89 90. The Labyrinth of Human Remains: The Dead Body in Public Display   As a ‘museumoholic’, I find museums one of the best places to visit. Having visited many museums and exhibits around the world, I’ve always being fascinated by the history behind each exhibit – a tool of an ancient farmer or an old medical device. A few weeks ago I visited ‘Body Worlds’, the exhibition of real human bodies, which took place in Newcastle, UK, at the Life Science Centre.

On the way back to my hotel I was thinking that this was indeed an intriguing way to explore the history, philosophy and science of human anatomy; but should we exhibit the human body or human body remains? We all agree that museum exhibits are vital components in the construction of knowledge. Exhibits not only reflect beliefs and values but also generate display styles influencing the public’s perception in several ways. Forensic entomological decomposition. Medicolegal entomology is a branch of forensic entomology that applies the study of insects to criminal investigations, and is commonly used in death investigations for estimating the post-mortem interval (PMI).[1][2] One method of obtaining this estimate uses the time and pattern of arthropod colonization.[3] This method will provide an estimation of the period of insect activity, which may or may not correlate exactly with the time of death.[1] While insect successional data may not provide as accurate an estimate during the early stages of decomposition as developmental data, it is applicable for later decompositional stages and can be accurate for periods up to a few years.[4] Decomposition[edit] A decaying carcass provides "a temporarily, rapidly changing resource which supports a large, dynamic arthropod community.

" --M. CSI fans given case of their own in hands-on show. Bernard Spilsbury. Sir Bernard Henry Spilsbury (16 May 1877 – 17 December 1947) was a British pathologist. His cases include Hawley Harvey Crippen, the Seddon case and Major Armstrong poisonings, the "Brides in the Bath" murders by George Joseph Smith, Louis Voisin, Jean-Pierre Vaquier, the Crumbles murders, Norman Thorne, Donald Merrett, the Podmore case, the Sidney Harry Fox matricide, Alfred Rouse, Elvira Barney, Tony Mancini and the Vera Page case. Armadillidium vulgare. Armadillidium vulgare are omnivorous organisms that have been found to eat a wide variety of matter. They are known to eat dead plant matter, but also will occasionally eat leaves of plants that are clinging to life. CSI: THE EXPERIENCE - Web Adventure. The History of Fingerprints. Updated 16 September 2015. Crime scene. CSI effect. CSI: THE EXPERIENCE - Press / Media, Exhibit Walk-Through. CSI: THE EXPERIENCE — Web Adventures.
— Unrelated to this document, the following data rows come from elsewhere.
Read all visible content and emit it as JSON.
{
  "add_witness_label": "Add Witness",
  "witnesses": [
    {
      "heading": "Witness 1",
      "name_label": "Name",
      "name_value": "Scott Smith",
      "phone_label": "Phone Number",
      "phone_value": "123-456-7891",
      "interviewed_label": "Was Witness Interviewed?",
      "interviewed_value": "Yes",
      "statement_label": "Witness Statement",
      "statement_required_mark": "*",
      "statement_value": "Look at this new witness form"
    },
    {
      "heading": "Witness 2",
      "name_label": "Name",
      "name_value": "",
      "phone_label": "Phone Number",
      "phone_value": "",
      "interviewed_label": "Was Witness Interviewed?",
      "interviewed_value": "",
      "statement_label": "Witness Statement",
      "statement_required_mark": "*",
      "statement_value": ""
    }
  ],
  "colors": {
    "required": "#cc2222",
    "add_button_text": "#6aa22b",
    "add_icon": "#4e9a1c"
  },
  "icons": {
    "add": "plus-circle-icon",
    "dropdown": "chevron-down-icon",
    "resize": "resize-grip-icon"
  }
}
Attention all teachers, students, or even just the curious--we have a variety of fun, interesting, and education activites free for the download. Click here to see how bone length can be used to calculate height, create your own bill for forensic testing, or solve forensic logic problems--and more! Looking for some fun forensic activites to do at home? Serial Killers, Part 5: Wayne Williams and the Atlanta Child Murders. Ongoing series looks at FBI’s role investigating murder spree in Atlanta that began in 1979. On July 21, 1979, a 14-year-old boy disappeared. Four days later, another teen went missing. Richard III: The twisted bones that reveal a king. Scientists Reconstruct Faces of Civil War Sailors - USS Monitor. Advertisement - Continue Reading Below One-hundred-fifty-year-old ghosts rarely look so detailed. The Truth About 4 Common Forensics Methods. The Technique. CSI Myths: The Shaky Science Behind Forensics. FORENSIC.pdf.

Viewcontent. Crime Blog: Sherlock Holmes and Forensics. Visible Proofs: Forensic Views of the Body: Exhibition: The Rise of Forensics. Visible Proofs: Forensic Views of the Body: Galleries: Technologies: Life cycle of the black blow fly. MurderMap - London Homicide Reported Direct from The Old Bailey. Mafia boss breaks silence over Roberto Calvi killing. Roberto Calvi. Visible Proofs: Forensic Views of the Body: Galleries: Cases: The Buck Ruxton "Jigsaw Murders" case.